The benefits of the amendment include:
- Simplicity and alignment: transfers are currently permitted in the context of participation in the Olympics in the sevens game. This amendment will create one aligned, simplified process across the game
- Development of emerging nations: the player depth of emerging nations may be improved by permitting players, who have close and credible links to the “emerging union” through birth or ancestry, to “return” to those unions having previously represented another union
- Player-focused approach: the process recognised the modern rugby environment, including global player movement, the current ability to capture players by selecting them on the bench, and the desire of some players to transfer having been selected a limited number of times for one union. It also examined the impact of any change on the integrity of the international competition landscape.

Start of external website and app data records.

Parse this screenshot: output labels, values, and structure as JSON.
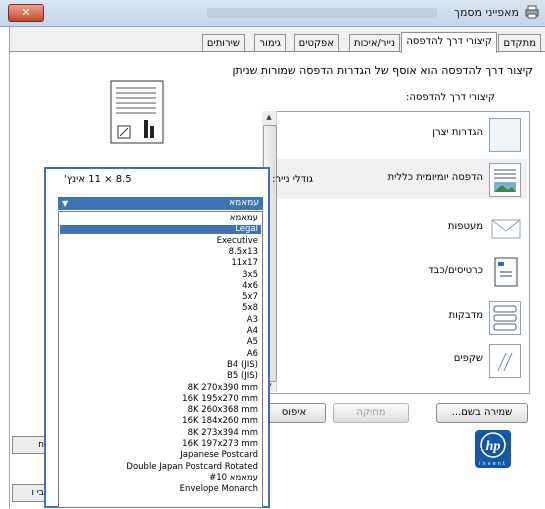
{
  "window": {
    "title": "מאפייני מסמך",
    "close_glyph": "✕"
  },
  "tabs": [
    {
      "label": "מתקדם",
      "active": false
    },
    {
      "label": "קיצורי דרך להדפסה",
      "active": true
    },
    {
      "label": "נייר/איכות",
      "active": false
    },
    {
      "label": "אפקטים",
      "active": false
    },
    {
      "label": "גימור",
      "active": false
    },
    {
      "label": "שירותים",
      "active": false
    }
  ],
  "panel": {
    "description": "קיצור דרך להדפסה הוא אוסף של הגדרות הדפסה שמורות שניתן",
    "list_label": "קיצורי דרך להדפסה:"
  },
  "shortcuts": [
    {
      "label": "הגדרות יצרן",
      "icon": "factory-defaults-icon"
    },
    {
      "label": "הדפסה יומיומית כללית",
      "icon": "everyday-printing-icon"
    },
    {
      "label": "מעטפות",
      "icon": "envelope-icon"
    },
    {
      "label": "כרטיסים/כבד",
      "icon": "cardstock-icon"
    },
    {
      "label": "מדבקות",
      "icon": "labels-icon"
    },
    {
      "label": "שקפים",
      "icon": "transparency-icon"
    }
  ],
  "buttons": {
    "save_as": "שמירה בשם...",
    "delete": "מחיקה",
    "reset": "איפוס"
  },
  "hp_logo": {
    "letters": "hp",
    "tagline": "invent"
  },
  "paper": {
    "label": "גודלי נייר:",
    "dims": "8.5 × 11 אינץ'",
    "selected": "עמאמא",
    "options": [
      "עמאמא",
      "Legal",
      "Executive",
      "8.5x13",
      "11x17",
      "3x5",
      "4x6",
      "5x7",
      "5x8",
      "A3",
      "A4",
      "A5",
      "A6",
      "B4 (JIS)",
      "B5 (JIS)",
      "8K 270x390 mm",
      "16K 195x270 mm",
      "8K 260x368 mm",
      "16K 184x260 mm",
      "8K 273x394 mm",
      "16K 197x273 mm",
      "Japanese Postcard",
      "Double Japan Postcard Rotated",
      "עמאמא #10",
      "Envelope Monarch"
    ],
    "selected_index": 1
  },
  "clipped_buttons": [
    "ח",
    "בי ו"
  ]
}
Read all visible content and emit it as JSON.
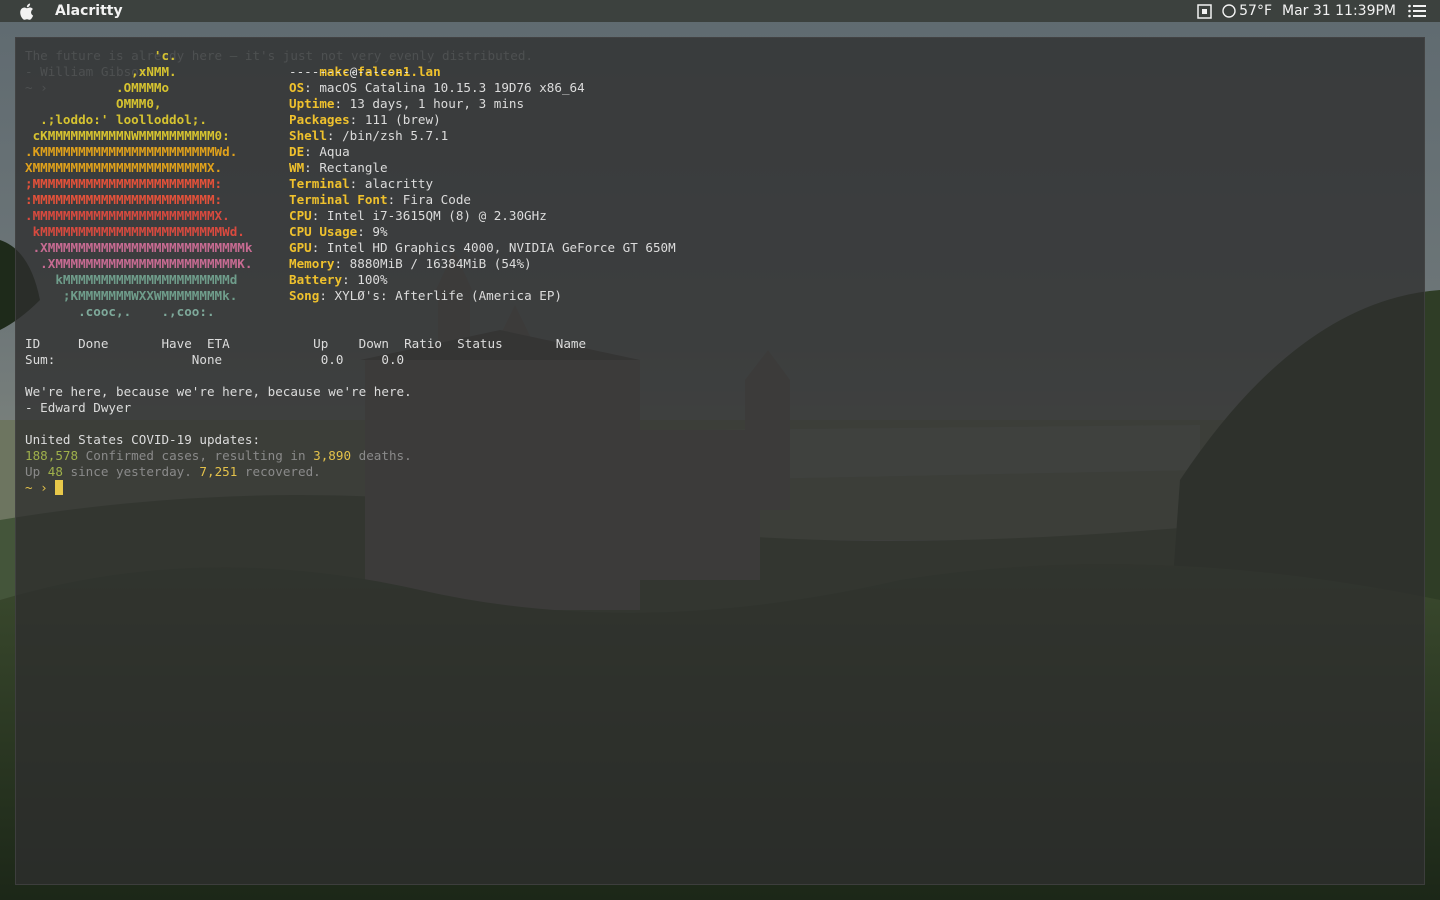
{
  "menubar": {
    "app_name": "Alacritty",
    "temperature": "57°F",
    "datetime": "Mar 31 11:39PM"
  },
  "terminal": {
    "ghost_lines": [
      "The future is already here — it's just not very evenly distributed.",
      "- William Gibson",
      "~ ›"
    ],
    "logo": [
      "                 'c.",
      "              ,xNMM.",
      "            .OMMMMo",
      "            OMMM0,",
      "  .;loddo:' loolloddol;.",
      " cKMMMMMMMMMMNWMMMMMMMMMM0:",
      ".KMMMMMMMMMMMMMMMMMMMMMMMWd.",
      "XMMMMMMMMMMMMMMMMMMMMMMMX.",
      ";MMMMMMMMMMMMMMMMMMMMMMMM:",
      ":MMMMMMMMMMMMMMMMMMMMMMMM:",
      ".MMMMMMMMMMMMMMMMMMMMMMMMX.",
      " kMMMMMMMMMMMMMMMMMMMMMMMMWd.",
      " .XMMMMMMMMMMMMMMMMMMMMMMMMMMk",
      "  .XMMMMMMMMMMMMMMMMMMMMMMMMK.",
      "    kMMMMMMMMMMMMMMMMMMMMMMd",
      "     ;KMMMMMMMWXXWMMMMMMMMk.",
      "       .cooc,.    .,coo:."
    ],
    "user": "makc",
    "at": "@",
    "host": "falcon1.lan",
    "separator": "----------------",
    "info": [
      {
        "key": "OS",
        "value": "macOS Catalina 10.15.3 19D76 x86_64"
      },
      {
        "key": "Uptime",
        "value": "13 days, 1 hour, 3 mins"
      },
      {
        "key": "Packages",
        "value": "111 (brew)"
      },
      {
        "key": "Shell",
        "value": "/bin/zsh 5.7.1"
      },
      {
        "key": "DE",
        "value": "Aqua"
      },
      {
        "key": "WM",
        "value": "Rectangle"
      },
      {
        "key": "Terminal",
        "value": "alacritty"
      },
      {
        "key": "Terminal Font",
        "value": "Fira Code"
      },
      {
        "key": "CPU",
        "value": "Intel i7-3615QM (8) @ 2.30GHz"
      },
      {
        "key": "CPU Usage",
        "value": "9%"
      },
      {
        "key": "GPU",
        "value": "Intel HD Graphics 4000, NVIDIA GeForce GT 650M"
      },
      {
        "key": "Memory",
        "value": "8880MiB / 16384MiB (54%)"
      },
      {
        "key": "Battery",
        "value": "100%"
      },
      {
        "key": "Song",
        "value": "XYLØ's: Afterlife (America EP)"
      }
    ],
    "torrent_header": "ID     Done       Have  ETA           Up    Down  Ratio  Status       Name",
    "torrent_sum": "Sum:                  None             0.0     0.0",
    "quote_line1": "We're here, because we're here, because we're here.",
    "quote_line2": "- Edward Dwyer",
    "covid_title": "United States COVID-19 updates:",
    "covid_confirmed": "188,578",
    "covid_text1": " Confirmed cases, resulting in ",
    "covid_deaths": "3,890",
    "covid_text2": " deaths.",
    "covid_up_prefix": "Up ",
    "covid_up": "48",
    "covid_up_text": " since yesterday. ",
    "covid_recovered": "7,251",
    "covid_recovered_text": " recovered.",
    "prompt": "~ ›"
  }
}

World Rugby Chairman Sir Bill Beaumont said: “Approval of this landmark regulatory change is the culmination of detailed and widespread modelling and consultation across the game. We have listened to our membership and players and sought to update the regulation recognising the modern professional rugby environment without compromising the integrity of the international game.
“Any player who wishes to transfer will need to have a close and credible link to their new union, namely birth right or parent or grandparent birth right while meeting strong criteria, including a 36-month stand down period. We believe that this is the fairest way to implement progressive change that puts players first while also having the potential to support a growing, increasingly competitive international men’s and women’s game.”
World Rugby Vice-Chairman Bernard Laporte added: “We have listened to our membership and honoured our pledge to undertake wide-ranging review of this important regulation. We have consulted, sought feedback from our unions, regions and most importantly to players’ representatives, before making a recommendation to the Council. This change to how international rugby operates will provide transformational opportunities to players with dual backgrounds, providing they meet the key criteria sets out in the Regulation 8.”
International Rugby Players CEO, Omar Hassanein said:“The proposal to change the rules around player eligibility is something that we have worked on over many years with our member associations. Many players across the world will now benefit from the chance to represent the country of their or their ancestors’ birth, serving as a real boost to the competitiveness of emerging nations, which in turn, will benefit the game as a whole.”